··· Available data

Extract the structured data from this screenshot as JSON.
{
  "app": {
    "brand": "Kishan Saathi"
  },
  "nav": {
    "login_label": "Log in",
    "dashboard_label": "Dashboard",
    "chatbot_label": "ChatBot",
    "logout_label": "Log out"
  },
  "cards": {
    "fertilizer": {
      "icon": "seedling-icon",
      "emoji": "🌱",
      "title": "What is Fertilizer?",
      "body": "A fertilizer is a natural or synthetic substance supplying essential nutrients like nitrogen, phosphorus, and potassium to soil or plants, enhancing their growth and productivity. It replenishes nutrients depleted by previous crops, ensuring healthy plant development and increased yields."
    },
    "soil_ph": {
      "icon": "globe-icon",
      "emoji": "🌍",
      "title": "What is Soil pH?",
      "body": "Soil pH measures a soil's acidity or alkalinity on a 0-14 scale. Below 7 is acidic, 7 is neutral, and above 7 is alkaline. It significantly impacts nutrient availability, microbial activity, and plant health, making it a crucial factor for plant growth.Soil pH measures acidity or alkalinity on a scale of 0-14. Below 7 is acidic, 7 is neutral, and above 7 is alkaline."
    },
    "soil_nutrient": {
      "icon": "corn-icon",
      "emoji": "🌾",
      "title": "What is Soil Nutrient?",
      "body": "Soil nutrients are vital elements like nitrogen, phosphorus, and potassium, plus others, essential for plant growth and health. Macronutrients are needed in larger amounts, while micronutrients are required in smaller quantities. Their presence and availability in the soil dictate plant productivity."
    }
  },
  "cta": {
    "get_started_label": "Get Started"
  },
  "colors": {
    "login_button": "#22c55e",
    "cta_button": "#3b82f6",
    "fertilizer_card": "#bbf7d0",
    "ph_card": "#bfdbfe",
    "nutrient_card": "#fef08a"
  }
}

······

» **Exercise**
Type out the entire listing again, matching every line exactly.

» **Task result**
Extract the structured data from this screenshot as JSON.
{
  "app": {
    "brand": "Kishan Saathi"
  },
  "nav": {
    "login_label": "Log in",
    "dashboard_label": "Dashboard",
    "chatbot_label": "ChatBot",
    "logout_label": "Log out"
  },
  "cards": {
    "fertilizer": {
      "icon": "seedling-icon",
      "emoji": "🌱",
      "title": "What is Fertilizer?",
      "body": "A fertilizer is a natural or synthetic substance supplying essential nutrients like nitrogen, phosphorus, and potassium to soil or plants, enhancing their growth and productivity. It replenishes nutrients depleted by previous crops, ensuring healthy plant development and increased yields."
    },
    "soil_ph": {
      "icon": "globe-icon",
      "emoji": "🌍",
      "title": "What is Soil pH?",
      "body": "Soil pH measures a soil's acidity or alkalinity on a 0-14 scale. Below 7 is acidic, 7 is neutral, and above 7 is alkaline. It significantly impacts nutrient availability, microbial activity, and plant health, making it a crucial factor for plant growth.Soil pH measures acidity or alkalinity on a scale of 0-14. Below 7 is acidic, 7 is neutral, and above 7 is alkaline."
    },
    "soil_nutrient": {
      "icon": "corn-icon",
      "emoji": "🌾",
      "title": "What is Soil Nutrient?",
      "body": "Soil nutrients are vital elements like nitrogen, phosphorus, and potassium, plus others, essential for plant growth and health. Macronutrients are needed in larger amounts, while micronutrients are required in smaller quantities. Their presence and availability in the soil dictate plant productivity."
    }
  },
  "cta": {
    "get_started_label": "Get Started"
  },
  "colors": {
    "login_button": "#22c55e",
    "cta_button": "#3b82f6",
    "fertilizer_card": "#bbf7d0",
    "ph_card": "#bfdbfe",
    "nutrient_card": "#fef08a"
  }
}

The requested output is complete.